Being a sojourner is temporary when you trust God. God brought them out and had Israel live in temporary booths, in the wilderness. Perhaps to remind them they were sojourners, strangers, just passing through the wilderness, the dry, hot, dirty, dessert where water is scarce and death reigns. Where they move frequently and rely on God’s provision and a mediator to intercede for them.
The moon would have been seen by anyone and everyone last night keeping the commands, but because of the rumors, even those who were not Jews observing sukkot, were observing the moon last night. God’s mercy to the gentiles is that he reaches out and he communicates to all who are willing to listen.
“It is too small a thing that you should be my servant to raise up the tribes of Jacob and to restore the preserved of Israel; I will also make you a light of the nation’s so that my salvation may reach to the end of the earth.” Isaiah 49:6
As I lay there under the open sky, I thought of passing through.As the earth passed between the moon and the sun and all was dark and foreboding for a moment in time; I remembered that we too, the earth, Adam, we are all simply passing through. Passing through between two powerful sources of light and government.
This earth at times is like the wilderness and yet we are only momentary. Last night I felt like God wanted to remind his people of that. As they looked up in the night sky, stationed exactly where he instructed them to be, he sent out his signal: There is darkness, but it is passing and the light will emerge once again as the shadow dissipates and we move to the Promised Land and covenant places and our permanent homes.
The Lord had Israel living in booths so they would remember, even after 40 years, the wilderness was not their home, this barren thirsty valley of death and doubt, suffering and disobedience, is not where they would stay and it’s not where we will stay.

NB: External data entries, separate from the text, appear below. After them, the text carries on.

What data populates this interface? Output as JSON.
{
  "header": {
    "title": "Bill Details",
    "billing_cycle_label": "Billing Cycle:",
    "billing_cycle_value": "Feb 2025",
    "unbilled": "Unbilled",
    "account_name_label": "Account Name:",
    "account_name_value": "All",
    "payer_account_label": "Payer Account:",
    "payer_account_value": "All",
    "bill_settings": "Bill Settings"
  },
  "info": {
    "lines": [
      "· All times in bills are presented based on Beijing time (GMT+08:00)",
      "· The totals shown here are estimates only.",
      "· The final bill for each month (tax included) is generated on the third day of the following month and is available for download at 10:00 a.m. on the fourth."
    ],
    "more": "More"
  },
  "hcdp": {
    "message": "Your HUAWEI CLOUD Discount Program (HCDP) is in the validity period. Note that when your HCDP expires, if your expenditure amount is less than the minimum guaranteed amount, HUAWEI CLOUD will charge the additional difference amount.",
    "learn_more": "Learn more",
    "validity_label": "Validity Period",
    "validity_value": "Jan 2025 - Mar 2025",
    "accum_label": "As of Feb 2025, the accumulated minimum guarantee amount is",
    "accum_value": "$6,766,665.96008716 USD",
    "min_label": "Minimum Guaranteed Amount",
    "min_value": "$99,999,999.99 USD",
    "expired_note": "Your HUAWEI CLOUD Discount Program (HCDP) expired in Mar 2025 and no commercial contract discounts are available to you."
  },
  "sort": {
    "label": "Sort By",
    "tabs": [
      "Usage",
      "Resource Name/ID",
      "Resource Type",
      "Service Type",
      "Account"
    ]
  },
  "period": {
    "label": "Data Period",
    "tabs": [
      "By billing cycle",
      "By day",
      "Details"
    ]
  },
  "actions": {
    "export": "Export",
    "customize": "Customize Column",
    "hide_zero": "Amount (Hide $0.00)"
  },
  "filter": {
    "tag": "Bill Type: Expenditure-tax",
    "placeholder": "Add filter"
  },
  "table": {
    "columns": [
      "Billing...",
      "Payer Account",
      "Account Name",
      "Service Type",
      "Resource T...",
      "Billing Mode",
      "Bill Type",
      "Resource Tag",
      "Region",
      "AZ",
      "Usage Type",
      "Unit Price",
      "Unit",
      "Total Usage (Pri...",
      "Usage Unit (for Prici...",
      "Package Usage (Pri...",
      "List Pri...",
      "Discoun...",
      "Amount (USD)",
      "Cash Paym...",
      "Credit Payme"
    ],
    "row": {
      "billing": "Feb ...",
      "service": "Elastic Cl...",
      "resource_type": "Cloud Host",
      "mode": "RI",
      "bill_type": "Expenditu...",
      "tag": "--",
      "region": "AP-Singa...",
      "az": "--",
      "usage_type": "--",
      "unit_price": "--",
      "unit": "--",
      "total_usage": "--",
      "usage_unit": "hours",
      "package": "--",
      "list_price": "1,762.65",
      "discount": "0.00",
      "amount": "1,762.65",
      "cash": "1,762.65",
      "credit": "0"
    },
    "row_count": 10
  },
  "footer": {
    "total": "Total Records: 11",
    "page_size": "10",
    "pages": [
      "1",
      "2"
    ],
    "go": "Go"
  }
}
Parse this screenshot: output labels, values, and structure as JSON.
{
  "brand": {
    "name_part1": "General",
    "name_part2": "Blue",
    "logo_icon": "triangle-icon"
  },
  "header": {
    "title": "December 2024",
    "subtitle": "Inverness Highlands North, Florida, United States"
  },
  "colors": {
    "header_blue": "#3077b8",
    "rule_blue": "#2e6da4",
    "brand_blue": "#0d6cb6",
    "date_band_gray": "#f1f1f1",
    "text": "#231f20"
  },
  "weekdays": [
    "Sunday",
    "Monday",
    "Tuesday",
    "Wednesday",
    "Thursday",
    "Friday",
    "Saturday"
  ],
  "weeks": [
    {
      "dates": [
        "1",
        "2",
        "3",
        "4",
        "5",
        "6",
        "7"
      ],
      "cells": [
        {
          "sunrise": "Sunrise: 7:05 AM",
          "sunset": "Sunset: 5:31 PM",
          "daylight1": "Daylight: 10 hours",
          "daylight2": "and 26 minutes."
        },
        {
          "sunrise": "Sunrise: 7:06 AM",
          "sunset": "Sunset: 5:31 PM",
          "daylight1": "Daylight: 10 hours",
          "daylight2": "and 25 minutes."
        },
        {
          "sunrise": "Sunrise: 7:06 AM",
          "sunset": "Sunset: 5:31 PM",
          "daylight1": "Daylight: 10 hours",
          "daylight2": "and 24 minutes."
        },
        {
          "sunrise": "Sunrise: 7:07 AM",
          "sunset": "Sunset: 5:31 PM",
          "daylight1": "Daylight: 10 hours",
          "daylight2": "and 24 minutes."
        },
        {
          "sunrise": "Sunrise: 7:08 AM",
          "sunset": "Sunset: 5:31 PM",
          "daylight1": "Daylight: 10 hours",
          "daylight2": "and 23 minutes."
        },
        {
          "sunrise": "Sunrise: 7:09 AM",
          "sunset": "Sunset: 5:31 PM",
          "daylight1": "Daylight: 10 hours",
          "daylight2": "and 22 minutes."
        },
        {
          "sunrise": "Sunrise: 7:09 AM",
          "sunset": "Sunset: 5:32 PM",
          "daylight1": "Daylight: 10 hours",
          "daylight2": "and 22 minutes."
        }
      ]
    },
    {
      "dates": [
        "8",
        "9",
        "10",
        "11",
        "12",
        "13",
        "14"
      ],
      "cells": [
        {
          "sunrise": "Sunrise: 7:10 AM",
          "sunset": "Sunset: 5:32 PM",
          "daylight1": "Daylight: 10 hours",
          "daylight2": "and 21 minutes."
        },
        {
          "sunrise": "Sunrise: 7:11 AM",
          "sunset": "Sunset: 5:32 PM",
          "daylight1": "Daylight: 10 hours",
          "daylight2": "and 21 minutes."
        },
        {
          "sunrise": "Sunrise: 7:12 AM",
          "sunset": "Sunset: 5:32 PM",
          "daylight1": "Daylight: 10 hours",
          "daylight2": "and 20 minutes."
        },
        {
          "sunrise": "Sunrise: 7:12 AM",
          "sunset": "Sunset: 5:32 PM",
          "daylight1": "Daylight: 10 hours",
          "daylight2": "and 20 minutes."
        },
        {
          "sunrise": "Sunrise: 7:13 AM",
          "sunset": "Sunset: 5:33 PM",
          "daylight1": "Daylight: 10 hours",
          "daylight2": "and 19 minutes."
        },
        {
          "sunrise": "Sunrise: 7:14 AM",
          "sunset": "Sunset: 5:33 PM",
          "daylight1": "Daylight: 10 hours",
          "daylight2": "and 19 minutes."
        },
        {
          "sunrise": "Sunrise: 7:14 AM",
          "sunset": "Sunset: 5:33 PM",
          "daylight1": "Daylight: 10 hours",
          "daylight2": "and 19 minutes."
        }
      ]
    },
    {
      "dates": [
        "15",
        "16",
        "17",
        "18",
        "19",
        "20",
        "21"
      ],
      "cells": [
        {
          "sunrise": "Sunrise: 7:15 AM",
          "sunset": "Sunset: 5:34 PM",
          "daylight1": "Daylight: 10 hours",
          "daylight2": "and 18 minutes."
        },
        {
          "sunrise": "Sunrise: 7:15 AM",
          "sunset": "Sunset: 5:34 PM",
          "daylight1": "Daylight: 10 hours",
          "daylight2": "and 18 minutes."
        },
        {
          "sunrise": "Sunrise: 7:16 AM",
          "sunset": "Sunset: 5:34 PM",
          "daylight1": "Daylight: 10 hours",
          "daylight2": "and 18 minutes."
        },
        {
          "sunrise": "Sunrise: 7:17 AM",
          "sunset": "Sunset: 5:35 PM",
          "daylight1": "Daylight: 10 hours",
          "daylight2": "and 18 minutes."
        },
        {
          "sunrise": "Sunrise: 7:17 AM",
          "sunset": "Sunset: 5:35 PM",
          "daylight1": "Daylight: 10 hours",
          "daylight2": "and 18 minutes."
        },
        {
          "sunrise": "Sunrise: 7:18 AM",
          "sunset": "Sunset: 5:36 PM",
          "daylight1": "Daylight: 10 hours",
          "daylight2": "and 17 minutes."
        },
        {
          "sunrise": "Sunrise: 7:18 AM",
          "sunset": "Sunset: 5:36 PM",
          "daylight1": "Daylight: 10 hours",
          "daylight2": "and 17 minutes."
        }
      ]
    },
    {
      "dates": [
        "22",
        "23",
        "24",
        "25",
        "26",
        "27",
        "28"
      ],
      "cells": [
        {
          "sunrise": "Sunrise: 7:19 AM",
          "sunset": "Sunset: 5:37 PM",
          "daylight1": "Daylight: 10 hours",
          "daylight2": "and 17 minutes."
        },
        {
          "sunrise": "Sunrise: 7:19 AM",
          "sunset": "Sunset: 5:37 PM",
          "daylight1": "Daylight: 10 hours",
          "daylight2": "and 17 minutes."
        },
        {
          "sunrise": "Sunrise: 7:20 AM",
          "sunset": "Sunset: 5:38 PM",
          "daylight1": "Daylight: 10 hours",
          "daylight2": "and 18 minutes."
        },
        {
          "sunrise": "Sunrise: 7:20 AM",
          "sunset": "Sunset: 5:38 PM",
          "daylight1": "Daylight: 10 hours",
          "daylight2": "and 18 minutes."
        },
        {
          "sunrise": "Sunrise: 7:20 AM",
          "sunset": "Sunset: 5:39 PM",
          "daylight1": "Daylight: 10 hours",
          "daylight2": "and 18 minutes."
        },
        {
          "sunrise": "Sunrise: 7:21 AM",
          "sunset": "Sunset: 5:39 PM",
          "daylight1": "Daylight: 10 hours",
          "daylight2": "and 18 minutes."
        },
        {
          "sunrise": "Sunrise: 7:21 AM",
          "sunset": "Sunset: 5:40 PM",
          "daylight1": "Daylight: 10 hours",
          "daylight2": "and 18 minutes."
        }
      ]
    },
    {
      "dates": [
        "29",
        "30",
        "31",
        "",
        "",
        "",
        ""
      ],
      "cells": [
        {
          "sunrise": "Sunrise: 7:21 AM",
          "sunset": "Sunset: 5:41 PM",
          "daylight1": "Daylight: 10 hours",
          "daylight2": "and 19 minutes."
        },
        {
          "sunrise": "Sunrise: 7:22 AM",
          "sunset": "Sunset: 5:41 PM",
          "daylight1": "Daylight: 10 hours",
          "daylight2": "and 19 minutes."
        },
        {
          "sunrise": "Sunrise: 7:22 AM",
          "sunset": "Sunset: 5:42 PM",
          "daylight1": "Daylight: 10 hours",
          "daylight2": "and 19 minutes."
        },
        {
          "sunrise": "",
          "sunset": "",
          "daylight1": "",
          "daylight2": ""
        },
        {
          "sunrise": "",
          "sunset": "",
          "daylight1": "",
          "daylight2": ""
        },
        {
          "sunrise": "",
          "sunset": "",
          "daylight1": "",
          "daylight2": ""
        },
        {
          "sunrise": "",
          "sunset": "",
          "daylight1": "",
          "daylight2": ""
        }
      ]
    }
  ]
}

Many people thought, the world would end. My question to them all week was what does the end look like? What does that mean? The end of what? The end of the world? The end of peace? The end of the beginning? ? I don’t claim to know, although I’ll be honest it crossed my mind…not that the world would end, but that Jesus might come, or at least I hoped. but, we don’t know, it says in the bible he will come like a thief in the night. This leaves us with expectations of a secret stealth mission to quietly surprise us, but then it also says there will be trumpets to announce his presence and the dead in Christ shall rise…it’s hard to believe that could be done without us knowing. We just can’t know exactly what it will all look like, but we can trust Him. We can keep watching, keep aligning ourselves with God’s appointed times, keeping seeking him through prayer and keep listening for his voice. It is in the appointed times, he is closest, he reveals himself. His word brings us hope and life and whether we know dates and times or seasons, the goal is to know Him, whether he comes like a thief or with trumpets. He is our goal, not how he comes.
The goal of the appointed times is for God to draw near to his children, and his children to draw near to Him. The earth is full of bloodshed in as much as the moon appeared shrouded in the earth’s shadow, but God has not left us. He will come near again. His light will come, and Jesus will one day appear ; his presence will wash the sin and bloodshed from the earth and make it new again.
Perhaps the blood moon wasn’t really about the moon at all. Perhaps it was really all about the earth, our sukkah, and about us, those living in eager expectation under the blood moon.